▸ **EXERCISE**: Give all of the data below again exactly, and drop the images.

··· GIVEN INFORMATION ···

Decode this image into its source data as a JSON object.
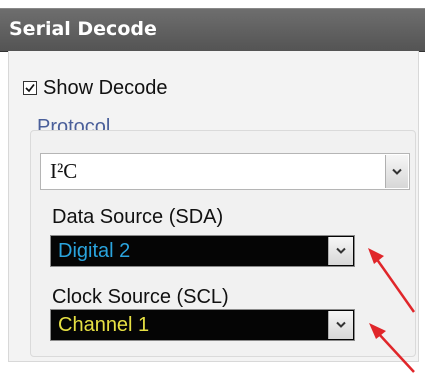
{
  "window": {
    "title": "Serial Decode"
  },
  "show_decode": {
    "label": "Show Decode",
    "checked": true
  },
  "protocol": {
    "label": "Protocol",
    "value": "I²C"
  },
  "data_source": {
    "label": "Data Source (SDA)",
    "value": "Digital 2",
    "value_color": "#2aa4de"
  },
  "clock_source": {
    "label": "Clock Source (SCL)",
    "value": "Channel 1",
    "value_color": "#e6e043"
  },
  "icons": {
    "checkbox": "checkmark-icon",
    "dropdown": "chevron-down-icon",
    "annotation": "red-arrow-icon"
  },
  "colors": {
    "titlebar": "#5f5f5f",
    "protocol_label": "#4a5f9a",
    "annotation_arrow": "#e0262a"
  }
}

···

▸ **EXERCISE RESULT**:
Decode this image into its source data as a JSON object.
{
  "window": {
    "title": "Serial Decode"
  },
  "show_decode": {
    "label": "Show Decode",
    "checked": true
  },
  "protocol": {
    "label": "Protocol",
    "value": "I²C"
  },
  "data_source": {
    "label": "Data Source (SDA)",
    "value": "Digital 2",
    "value_color": "#2aa4de"
  },
  "clock_source": {
    "label": "Clock Source (SCL)",
    "value": "Channel 1",
    "value_color": "#e6e043"
  },
  "icons": {
    "checkbox": "checkmark-icon",
    "dropdown": "chevron-down-icon",
    "annotation": "red-arrow-icon"
  },
  "colors": {
    "titlebar": "#5f5f5f",
    "protocol_label": "#4a5f9a",
    "annotation_arrow": "#e0262a"
  }
}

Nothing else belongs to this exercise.